Church of St Mary is dedicated to Virgin Mary as all of the monasteries that Carmelite monks once built (Virgin Mary was supposed to protect the monks on their way). We got the basic information at the entrance where according to the sign in front of the church:
in 1430 King Erik of Pomerania presented the Carmelite monks with the site on which they built their church and monastery. These first buildings burned down in 1450 but in the following fifty years the present buildings were erected on the same site. They now institute the best preserved medieval monastery in Scandinavia. After the reformation the monastery, in 1541 was made into a “hospital” for aged, poor and sick people and from 1576 to 1819 the church was used by the German congregation and the Garrison. Since 1819 it has been a Danish parish church. During 1901-1907 professor H.B.Stor restored the church and the monastery
We walked inside the centre aisle (pic 2) and we started checking small details like the typical (in the area) small ship hanging from the top (pic 3). The altarpiece dates from 1637 but there are also many murals and paintings from late 15th century.

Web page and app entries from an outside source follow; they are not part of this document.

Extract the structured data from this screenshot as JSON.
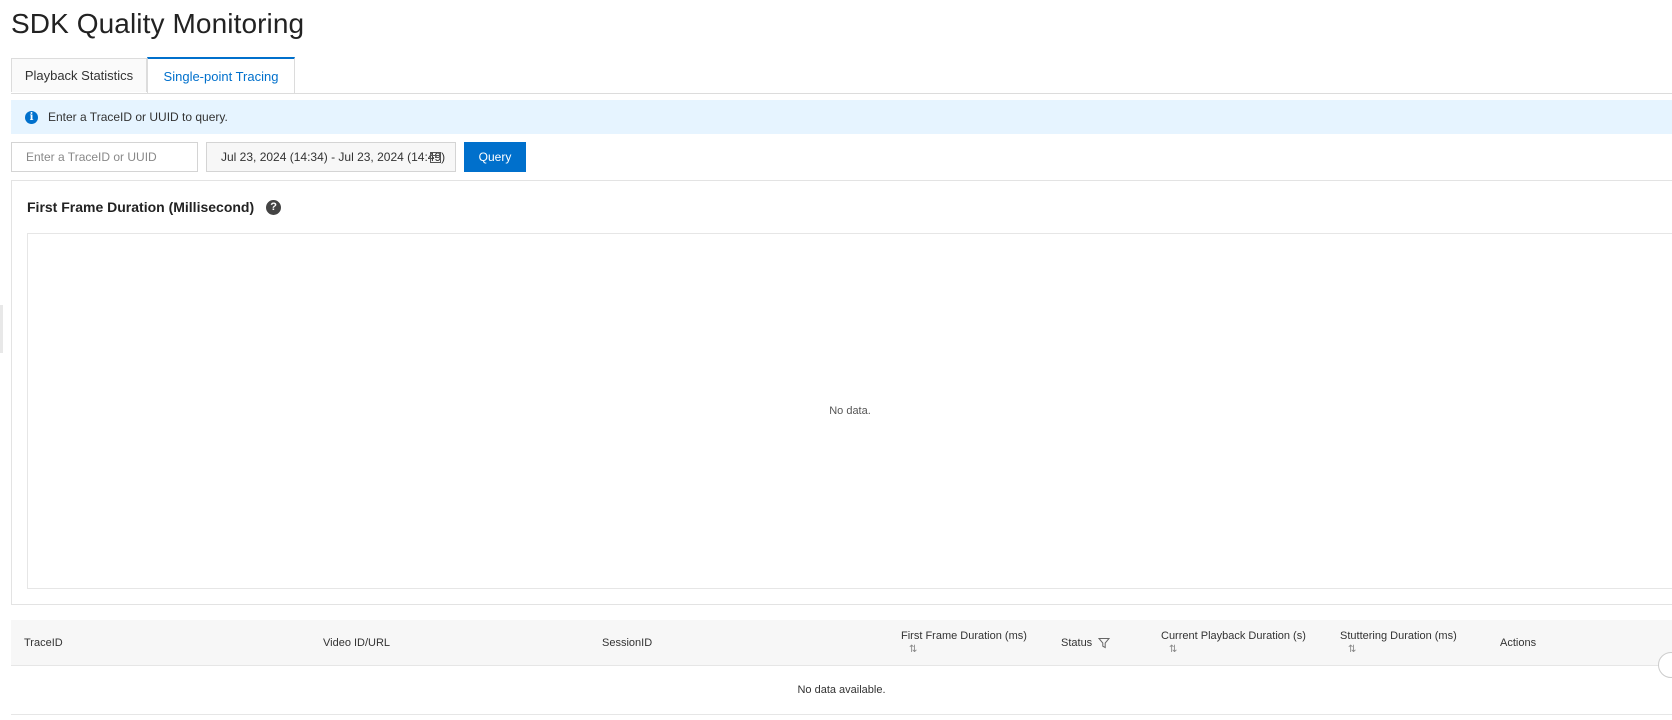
{
  "page": {
    "title": "SDK Quality Monitoring"
  },
  "tabs": [
    {
      "label": "Playback Statistics",
      "active": false
    },
    {
      "label": "Single-point Tracing",
      "active": true
    }
  ],
  "alert": {
    "icon": "info-icon",
    "text": "Enter a TraceID or UUID to query."
  },
  "search": {
    "placeholder": "Enter a TraceID or UUID",
    "value": ""
  },
  "date_range": {
    "value": "Jul 23, 2024 (14:34) - Jul 23, 2024 (14:49)",
    "icon": "calendar-icon"
  },
  "query_button": {
    "label": "Query"
  },
  "chart": {
    "title": "First Frame Duration (Millisecond)",
    "help_icon": "?",
    "empty_text": "No data."
  },
  "table": {
    "columns": [
      {
        "label": "TraceID",
        "sortable": false,
        "filterable": false
      },
      {
        "label": "Video ID/URL",
        "sortable": false,
        "filterable": false
      },
      {
        "label": "SessionID",
        "sortable": false,
        "filterable": false
      },
      {
        "label": "First Frame Duration (ms)",
        "sortable": true,
        "filterable": false
      },
      {
        "label": "Status",
        "sortable": false,
        "filterable": true
      },
      {
        "label": "Current Playback Duration (s)",
        "sortable": true,
        "filterable": false
      },
      {
        "label": "Stuttering Duration (ms)",
        "sortable": true,
        "filterable": false
      },
      {
        "label": "Actions",
        "sortable": false,
        "filterable": false
      }
    ],
    "empty_text": "No data available.",
    "sort_icon": "⇅"
  },
  "colors": {
    "accent": "#0070cc",
    "alert_bg": "#e6f4ff",
    "header_bg": "#f7f7f7"
  }
}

We took some photos of some paintings (pics 4-5) and checked also the baroque music organ. This is the organ that Diederich Buxtehude, the german Danish organist and composer played from 1660 to 1668 (Buxtehude was one of the most important composers of baroque period). Concerts take place in the church but we weren’t lucky enough to see any during our short visit in Helsingor.
The church is open Tuesday to Sunday 10.00-15.00.
Guided tours in the church and monastery take place at 14.00